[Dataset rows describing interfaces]
* * * * * * * * *

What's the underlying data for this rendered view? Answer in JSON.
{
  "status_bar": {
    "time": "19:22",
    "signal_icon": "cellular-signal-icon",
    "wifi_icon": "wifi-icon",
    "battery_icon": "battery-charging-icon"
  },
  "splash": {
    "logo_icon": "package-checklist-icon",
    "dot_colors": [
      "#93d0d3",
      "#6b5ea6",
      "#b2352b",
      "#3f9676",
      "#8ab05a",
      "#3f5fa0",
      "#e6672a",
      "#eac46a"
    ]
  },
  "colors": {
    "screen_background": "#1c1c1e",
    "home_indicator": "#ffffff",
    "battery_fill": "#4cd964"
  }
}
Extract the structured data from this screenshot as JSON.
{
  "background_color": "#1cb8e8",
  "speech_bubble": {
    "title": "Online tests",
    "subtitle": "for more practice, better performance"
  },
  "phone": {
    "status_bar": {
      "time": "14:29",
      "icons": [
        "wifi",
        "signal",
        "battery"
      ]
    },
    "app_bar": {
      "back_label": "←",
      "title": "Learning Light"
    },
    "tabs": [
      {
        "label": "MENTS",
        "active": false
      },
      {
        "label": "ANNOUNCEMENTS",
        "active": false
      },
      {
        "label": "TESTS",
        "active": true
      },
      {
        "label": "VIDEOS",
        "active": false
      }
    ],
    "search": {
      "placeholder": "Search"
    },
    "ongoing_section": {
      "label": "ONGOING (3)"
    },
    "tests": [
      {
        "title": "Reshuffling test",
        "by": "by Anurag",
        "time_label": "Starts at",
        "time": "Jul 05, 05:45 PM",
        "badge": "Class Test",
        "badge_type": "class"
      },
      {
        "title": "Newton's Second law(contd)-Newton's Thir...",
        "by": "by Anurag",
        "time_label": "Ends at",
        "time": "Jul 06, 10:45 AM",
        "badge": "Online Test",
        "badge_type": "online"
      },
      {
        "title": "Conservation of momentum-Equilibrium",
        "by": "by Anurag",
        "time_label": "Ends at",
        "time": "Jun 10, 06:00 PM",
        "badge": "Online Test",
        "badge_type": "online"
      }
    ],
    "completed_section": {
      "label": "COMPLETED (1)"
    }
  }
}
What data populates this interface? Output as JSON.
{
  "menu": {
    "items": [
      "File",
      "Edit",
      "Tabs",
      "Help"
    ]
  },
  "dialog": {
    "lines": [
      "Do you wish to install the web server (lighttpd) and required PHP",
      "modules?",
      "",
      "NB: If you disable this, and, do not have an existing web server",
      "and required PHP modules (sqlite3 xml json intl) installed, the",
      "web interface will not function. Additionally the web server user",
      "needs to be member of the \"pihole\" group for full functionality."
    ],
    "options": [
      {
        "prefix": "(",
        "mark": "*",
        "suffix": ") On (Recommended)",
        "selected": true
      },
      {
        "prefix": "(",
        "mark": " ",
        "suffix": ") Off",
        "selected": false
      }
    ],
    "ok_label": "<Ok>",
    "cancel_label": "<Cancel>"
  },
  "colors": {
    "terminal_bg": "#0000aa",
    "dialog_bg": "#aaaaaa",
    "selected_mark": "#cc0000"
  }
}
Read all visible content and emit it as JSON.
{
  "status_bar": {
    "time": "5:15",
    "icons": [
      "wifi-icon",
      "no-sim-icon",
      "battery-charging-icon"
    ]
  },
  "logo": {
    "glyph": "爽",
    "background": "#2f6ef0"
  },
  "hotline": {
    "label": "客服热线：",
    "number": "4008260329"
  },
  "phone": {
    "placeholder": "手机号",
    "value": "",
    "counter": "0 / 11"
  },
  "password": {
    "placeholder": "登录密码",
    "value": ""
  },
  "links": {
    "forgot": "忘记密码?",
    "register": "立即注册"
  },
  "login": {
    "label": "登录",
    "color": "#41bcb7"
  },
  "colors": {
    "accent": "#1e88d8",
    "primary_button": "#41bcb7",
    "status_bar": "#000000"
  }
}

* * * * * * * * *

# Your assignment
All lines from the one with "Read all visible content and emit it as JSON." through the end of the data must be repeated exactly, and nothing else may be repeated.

# Response area
Read all visible content and emit it as JSON.
{
  "status_bar": {
    "time": "5:15",
    "icons": [
      "wifi-icon",
      "no-sim-icon",
      "battery-charging-icon"
    ]
  },
  "logo": {
    "glyph": "爽",
    "background": "#2f6ef0"
  },
  "hotline": {
    "label": "客服热线：",
    "number": "4008260329"
  },
  "phone": {
    "placeholder": "手机号",
    "value": "",
    "counter": "0 / 11"
  },
  "password": {
    "placeholder": "登录密码",
    "value": ""
  },
  "links": {
    "forgot": "忘记密码?",
    "register": "立即注册"
  },
  "login": {
    "label": "登录",
    "color": "#41bcb7"
  },
  "colors": {
    "accent": "#1e88d8",
    "primary_button": "#41bcb7",
    "status_bar": "#000000"
  }
}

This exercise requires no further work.